For a job well done, Aran was awarded a pouch of magical dust. His inability to recognise not-primal magic dictated that experimentation would be a good way to find out what it was. Along with the pouch, the promise of even greater riches, should he be able to recover that which the goblins took, was given to him by Head of town council, Troyas. And, ten hours later, Aran and his team arrived at the old castle ruins where, he thought, the goblins had set camp, controlled by some higher power. Such is his astonishment, when all they find, room after room, are the battered corpses of the Red Hand. After successfully destroying a Flan, for having taken too much time admiring a strange painting, the team finally detects live opponents. In mere seconds Aran sets up the ambush. And as he surprises his prey, he is surprised himself, for recognising some of the idiots from the bar. Aran is relived for only being able to see one of the dragonborn, although he was quite sure that, sadly, that one was the pyromaniac pyromancer, and not the weird devout of the platinum dragon. Behind the group was someone way past his time upon this world. Probably one of the villagers. Probably, that meant riches. Alternatively, it was food for Monty. The adventurers’ reactions gave no margin for doubt. There was only one option.

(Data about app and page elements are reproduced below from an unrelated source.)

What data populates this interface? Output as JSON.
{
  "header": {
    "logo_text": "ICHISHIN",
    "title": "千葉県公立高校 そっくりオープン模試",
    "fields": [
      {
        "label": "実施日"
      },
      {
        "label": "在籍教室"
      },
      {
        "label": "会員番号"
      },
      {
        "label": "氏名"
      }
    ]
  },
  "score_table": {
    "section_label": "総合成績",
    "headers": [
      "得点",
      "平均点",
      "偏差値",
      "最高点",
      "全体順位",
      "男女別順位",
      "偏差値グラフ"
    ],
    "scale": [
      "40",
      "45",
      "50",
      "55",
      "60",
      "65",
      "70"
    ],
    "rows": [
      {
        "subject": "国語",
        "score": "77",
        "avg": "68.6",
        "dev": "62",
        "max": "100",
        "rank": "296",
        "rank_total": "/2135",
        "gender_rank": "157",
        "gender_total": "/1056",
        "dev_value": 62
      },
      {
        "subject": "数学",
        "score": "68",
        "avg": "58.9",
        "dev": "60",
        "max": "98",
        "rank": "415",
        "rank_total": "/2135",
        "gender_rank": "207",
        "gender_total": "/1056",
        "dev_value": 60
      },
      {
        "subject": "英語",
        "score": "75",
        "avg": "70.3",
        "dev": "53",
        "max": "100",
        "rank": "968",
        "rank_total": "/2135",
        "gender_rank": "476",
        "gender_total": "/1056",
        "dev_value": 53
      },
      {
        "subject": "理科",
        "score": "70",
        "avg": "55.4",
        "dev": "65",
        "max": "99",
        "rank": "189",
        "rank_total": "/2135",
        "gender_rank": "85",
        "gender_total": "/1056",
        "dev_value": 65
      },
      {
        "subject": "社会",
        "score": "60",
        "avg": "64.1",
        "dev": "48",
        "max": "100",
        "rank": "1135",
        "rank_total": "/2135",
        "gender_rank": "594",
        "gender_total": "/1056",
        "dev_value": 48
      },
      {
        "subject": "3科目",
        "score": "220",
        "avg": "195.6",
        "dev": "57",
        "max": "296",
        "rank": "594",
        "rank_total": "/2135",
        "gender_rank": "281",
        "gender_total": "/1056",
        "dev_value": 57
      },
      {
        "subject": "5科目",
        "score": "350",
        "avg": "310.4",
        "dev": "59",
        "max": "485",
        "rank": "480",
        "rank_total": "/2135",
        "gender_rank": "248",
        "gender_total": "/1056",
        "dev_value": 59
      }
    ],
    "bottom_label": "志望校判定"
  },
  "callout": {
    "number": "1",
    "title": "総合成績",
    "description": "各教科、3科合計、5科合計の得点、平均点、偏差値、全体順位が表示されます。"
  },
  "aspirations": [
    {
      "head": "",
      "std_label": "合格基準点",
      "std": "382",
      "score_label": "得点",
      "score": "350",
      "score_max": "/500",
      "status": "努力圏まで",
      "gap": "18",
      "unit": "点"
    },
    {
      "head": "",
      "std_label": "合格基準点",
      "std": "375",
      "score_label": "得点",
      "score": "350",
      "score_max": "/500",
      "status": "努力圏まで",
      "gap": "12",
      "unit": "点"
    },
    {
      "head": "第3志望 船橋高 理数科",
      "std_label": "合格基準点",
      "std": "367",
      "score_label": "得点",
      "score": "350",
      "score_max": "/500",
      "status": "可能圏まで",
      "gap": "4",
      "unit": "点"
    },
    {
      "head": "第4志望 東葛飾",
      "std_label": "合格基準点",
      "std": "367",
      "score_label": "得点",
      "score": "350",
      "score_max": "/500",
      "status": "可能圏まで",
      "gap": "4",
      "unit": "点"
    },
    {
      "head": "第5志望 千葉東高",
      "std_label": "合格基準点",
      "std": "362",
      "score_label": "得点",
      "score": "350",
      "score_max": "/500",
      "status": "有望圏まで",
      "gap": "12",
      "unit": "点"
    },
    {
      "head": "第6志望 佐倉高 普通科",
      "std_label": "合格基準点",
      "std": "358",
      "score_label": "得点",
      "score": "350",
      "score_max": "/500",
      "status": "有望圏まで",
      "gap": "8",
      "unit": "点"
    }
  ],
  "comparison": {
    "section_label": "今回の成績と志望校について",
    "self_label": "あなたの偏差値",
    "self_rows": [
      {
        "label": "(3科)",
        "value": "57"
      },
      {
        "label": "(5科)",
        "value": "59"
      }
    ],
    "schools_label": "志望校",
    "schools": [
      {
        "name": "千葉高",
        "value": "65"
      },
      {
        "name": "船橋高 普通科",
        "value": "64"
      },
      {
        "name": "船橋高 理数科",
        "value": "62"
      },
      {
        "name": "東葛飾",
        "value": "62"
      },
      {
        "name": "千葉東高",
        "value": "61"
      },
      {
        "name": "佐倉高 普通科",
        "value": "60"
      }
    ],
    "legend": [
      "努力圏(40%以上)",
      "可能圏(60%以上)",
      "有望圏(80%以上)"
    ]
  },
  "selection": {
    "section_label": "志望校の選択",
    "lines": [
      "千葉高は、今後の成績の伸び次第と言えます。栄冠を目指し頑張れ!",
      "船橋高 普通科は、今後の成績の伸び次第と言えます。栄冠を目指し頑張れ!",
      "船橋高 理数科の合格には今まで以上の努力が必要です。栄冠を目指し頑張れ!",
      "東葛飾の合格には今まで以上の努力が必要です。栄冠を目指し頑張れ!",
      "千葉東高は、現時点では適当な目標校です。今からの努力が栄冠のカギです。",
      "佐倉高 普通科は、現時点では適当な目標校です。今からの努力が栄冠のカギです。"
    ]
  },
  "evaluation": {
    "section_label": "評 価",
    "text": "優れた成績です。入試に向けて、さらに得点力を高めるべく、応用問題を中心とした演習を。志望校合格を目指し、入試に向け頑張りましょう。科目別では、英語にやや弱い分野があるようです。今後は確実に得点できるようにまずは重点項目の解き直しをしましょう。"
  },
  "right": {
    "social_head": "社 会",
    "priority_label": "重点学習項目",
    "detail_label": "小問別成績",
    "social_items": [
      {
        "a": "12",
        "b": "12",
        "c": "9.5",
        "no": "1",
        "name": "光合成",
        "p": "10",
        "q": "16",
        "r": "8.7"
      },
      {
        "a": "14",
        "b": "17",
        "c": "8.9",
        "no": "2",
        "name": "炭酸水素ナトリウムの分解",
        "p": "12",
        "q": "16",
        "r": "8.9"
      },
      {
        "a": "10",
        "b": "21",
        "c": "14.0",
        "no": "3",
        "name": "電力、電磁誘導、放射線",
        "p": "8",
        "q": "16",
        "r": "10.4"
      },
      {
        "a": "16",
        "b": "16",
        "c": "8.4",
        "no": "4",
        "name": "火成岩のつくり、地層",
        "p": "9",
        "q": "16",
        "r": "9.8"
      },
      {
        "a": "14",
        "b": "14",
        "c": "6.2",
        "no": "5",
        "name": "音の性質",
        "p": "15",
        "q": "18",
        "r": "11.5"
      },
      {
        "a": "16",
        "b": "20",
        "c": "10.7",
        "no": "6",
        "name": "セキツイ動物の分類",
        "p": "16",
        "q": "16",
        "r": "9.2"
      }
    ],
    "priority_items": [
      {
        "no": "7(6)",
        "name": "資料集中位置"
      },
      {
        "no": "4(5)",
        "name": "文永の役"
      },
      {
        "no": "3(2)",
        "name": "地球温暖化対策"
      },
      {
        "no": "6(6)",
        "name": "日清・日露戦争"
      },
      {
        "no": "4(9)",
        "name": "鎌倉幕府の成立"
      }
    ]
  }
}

Monty had assumed the best position. Hidden behind the massive painting, the python immediately strangled a robed human. Benat charged a small lump of metal, a quarter his size, and Orton, son of Benat, followed through, only to be halted by two longswords to the side, and was suddenly more interested in whatever had made him hurt. Meanwhile, the mad dragonborn rained ice and fire; a hooded giant of tremendous agility swinged and stabbed with his shiny rapier; some ranger fought Orton, and the lump of metal (which, Aran curiously noticed, appeared to have a beard) was shouting challenges of war at everything it laid its eyes on (so, probably not much…). In a corner, the old man quaked with fear,and in the other, Monty toyed with his lunch. Aran, on the back, commanded. Spectral rats manifested with the wave of his hand. All insects in the castle coalesced, buzzed and bit. Knots and roots from ancient trees, buried under stone for ages, would revolt against anyone who would step on them. For a while, the battle was his. But the winds changed and, in that room, the gods would vanquish the spirits. Beam after beam of intense sunlight, Monty perished, finally releasing the human. Benat felled the giant, and Orton took others to the doors of the other world, but was not enough. More than once would an opponent fall to the ground, only to rise moments later. And when Benat and Orton fell, Aran thought it nice to lay down arms. He was no good dead.
So would Aran find the band of morons to be not that moronic. As a token of appreciation for a duel so epic, he offered the team the dust. Sprinkling some of it over the giant, his wounds twitched and the flesh quivered, and then fell together. The skin reknit and the spirit returned to the now only lightly damaged body. Aran gathered and healed his friends, and then talked to the adventurers. It was only fair they would be the ones to finish the job. Aran offered them his services, hoping for a new life, with both friends and meaning, and returned to Brindol, where he remains to the point, researching.